Filter the records below for the word "last". Copy each line that holds it.

[MATERIAL FOR THIS TASK Boundary: Start]

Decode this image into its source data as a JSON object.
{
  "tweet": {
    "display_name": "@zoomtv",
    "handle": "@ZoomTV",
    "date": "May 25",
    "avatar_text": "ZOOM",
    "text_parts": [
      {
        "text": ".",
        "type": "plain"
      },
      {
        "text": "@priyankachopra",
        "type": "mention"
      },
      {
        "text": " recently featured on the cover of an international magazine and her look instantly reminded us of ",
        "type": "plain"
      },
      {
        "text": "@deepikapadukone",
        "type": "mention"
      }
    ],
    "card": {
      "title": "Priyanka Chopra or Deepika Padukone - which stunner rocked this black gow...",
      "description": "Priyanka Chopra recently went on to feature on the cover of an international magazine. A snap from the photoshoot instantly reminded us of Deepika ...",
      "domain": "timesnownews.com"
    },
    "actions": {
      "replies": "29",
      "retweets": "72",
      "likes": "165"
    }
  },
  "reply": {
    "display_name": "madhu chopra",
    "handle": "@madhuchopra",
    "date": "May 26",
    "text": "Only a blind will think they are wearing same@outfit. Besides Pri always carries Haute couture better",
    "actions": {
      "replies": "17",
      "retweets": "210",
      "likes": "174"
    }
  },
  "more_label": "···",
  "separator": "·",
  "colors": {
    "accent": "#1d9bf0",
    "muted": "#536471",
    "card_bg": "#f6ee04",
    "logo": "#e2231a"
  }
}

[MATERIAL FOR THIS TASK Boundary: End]
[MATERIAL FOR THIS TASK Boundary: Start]

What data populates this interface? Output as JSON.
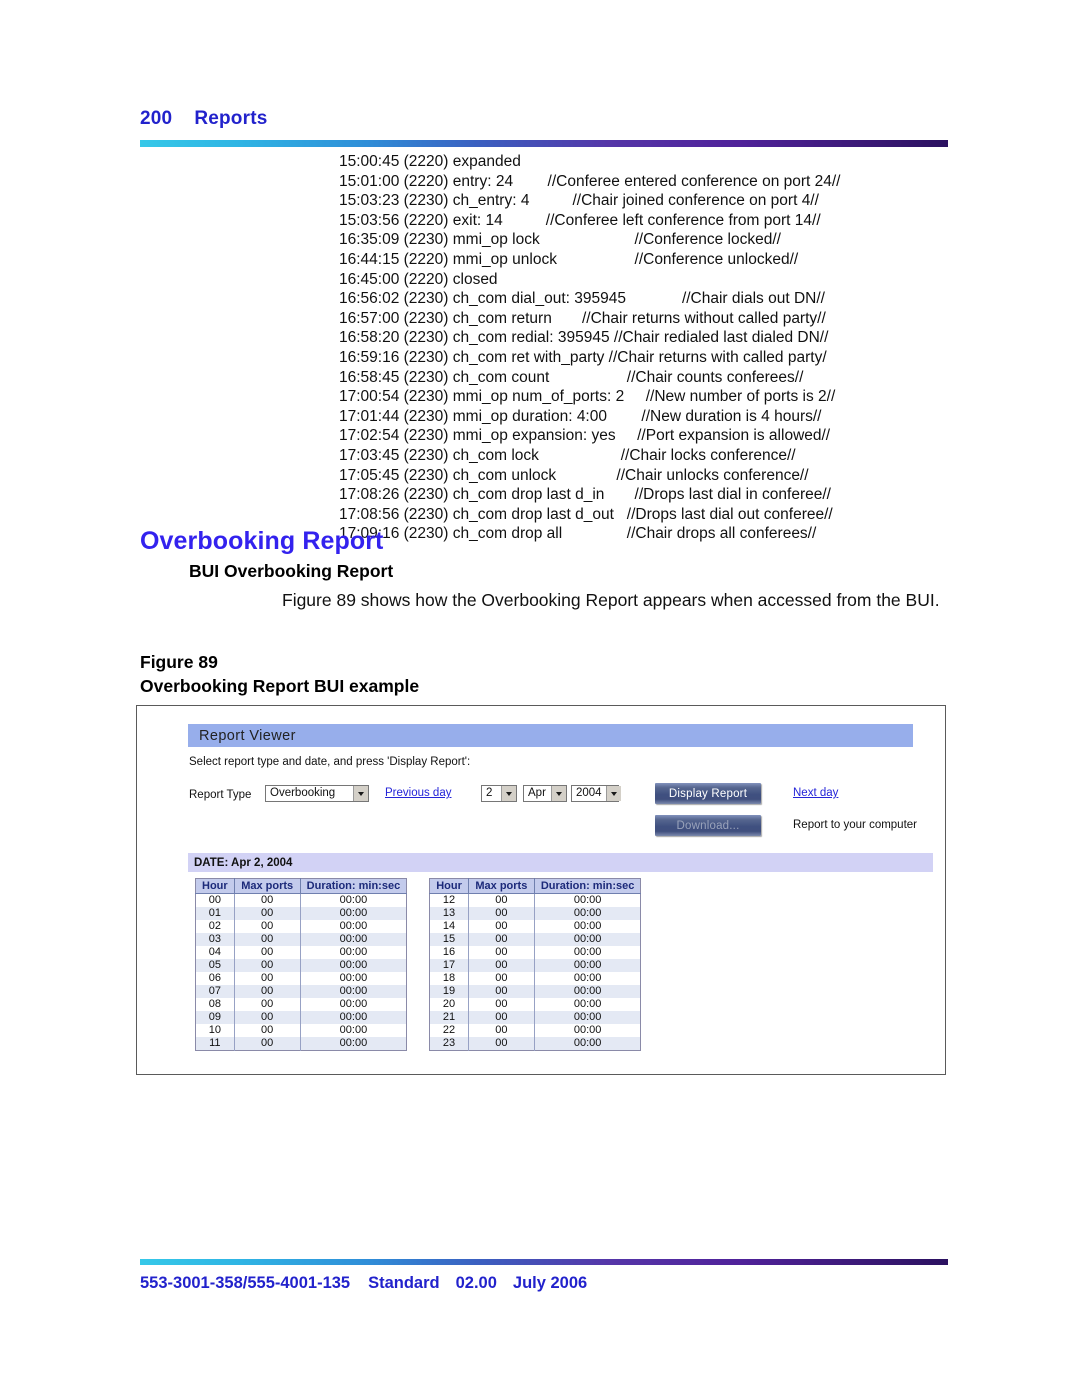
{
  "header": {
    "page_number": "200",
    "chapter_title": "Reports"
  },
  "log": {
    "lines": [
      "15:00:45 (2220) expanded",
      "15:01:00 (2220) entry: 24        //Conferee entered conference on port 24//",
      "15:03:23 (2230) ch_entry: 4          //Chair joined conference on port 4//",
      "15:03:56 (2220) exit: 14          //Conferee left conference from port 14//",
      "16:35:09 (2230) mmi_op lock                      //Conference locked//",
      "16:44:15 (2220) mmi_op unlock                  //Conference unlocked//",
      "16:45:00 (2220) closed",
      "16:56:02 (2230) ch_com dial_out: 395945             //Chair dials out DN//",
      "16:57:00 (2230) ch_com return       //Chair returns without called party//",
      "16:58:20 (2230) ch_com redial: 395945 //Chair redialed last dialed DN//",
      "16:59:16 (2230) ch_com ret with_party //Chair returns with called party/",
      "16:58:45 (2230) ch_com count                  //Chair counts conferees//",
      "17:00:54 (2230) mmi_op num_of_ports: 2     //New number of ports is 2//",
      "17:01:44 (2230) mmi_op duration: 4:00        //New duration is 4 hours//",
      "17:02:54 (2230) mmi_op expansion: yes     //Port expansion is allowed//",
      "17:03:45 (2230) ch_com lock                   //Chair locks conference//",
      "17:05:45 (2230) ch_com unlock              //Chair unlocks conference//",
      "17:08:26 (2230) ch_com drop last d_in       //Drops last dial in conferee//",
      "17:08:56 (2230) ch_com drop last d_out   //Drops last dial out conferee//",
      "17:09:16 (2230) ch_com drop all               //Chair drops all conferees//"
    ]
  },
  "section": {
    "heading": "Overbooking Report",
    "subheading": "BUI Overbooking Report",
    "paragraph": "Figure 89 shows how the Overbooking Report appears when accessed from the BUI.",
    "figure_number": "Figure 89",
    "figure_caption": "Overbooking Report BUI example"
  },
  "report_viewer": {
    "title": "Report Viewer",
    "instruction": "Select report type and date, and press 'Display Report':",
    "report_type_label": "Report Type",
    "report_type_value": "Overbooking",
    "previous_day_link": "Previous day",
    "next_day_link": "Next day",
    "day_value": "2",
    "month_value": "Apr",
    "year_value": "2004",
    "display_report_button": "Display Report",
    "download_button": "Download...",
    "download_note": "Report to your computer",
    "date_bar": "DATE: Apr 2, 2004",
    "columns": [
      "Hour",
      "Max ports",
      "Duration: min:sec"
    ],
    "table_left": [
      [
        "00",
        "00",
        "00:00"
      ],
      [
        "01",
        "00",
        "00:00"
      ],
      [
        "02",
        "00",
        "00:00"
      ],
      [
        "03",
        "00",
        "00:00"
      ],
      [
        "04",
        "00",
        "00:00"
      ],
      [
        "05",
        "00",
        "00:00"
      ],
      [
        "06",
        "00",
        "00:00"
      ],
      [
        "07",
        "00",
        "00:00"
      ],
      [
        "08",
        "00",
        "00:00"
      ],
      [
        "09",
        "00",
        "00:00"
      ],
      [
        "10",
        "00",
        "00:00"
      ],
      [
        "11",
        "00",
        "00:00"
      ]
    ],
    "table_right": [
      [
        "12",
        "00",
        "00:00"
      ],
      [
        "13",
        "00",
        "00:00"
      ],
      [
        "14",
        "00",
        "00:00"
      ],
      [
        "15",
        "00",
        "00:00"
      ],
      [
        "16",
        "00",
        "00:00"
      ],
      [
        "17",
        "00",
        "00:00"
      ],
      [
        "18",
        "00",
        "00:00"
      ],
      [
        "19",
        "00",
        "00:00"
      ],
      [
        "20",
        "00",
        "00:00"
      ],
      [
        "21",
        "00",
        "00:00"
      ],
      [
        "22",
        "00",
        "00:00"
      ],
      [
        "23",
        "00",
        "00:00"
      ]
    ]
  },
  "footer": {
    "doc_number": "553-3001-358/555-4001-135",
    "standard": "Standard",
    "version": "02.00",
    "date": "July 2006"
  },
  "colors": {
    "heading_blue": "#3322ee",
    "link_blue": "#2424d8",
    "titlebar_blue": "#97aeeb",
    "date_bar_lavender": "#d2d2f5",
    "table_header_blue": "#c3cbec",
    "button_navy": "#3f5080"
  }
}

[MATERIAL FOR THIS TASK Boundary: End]

ANSWER SPACE:
      "16:58:20 (2230) ch_com redial: 395945 //Chair redialed last dialed DN//",
      "17:08:26 (2230) ch_com drop last d_in       //Drops last dial in conferee//",
      "17:08:56 (2230) ch_com drop last d_out   //Drops last dial out conferee//",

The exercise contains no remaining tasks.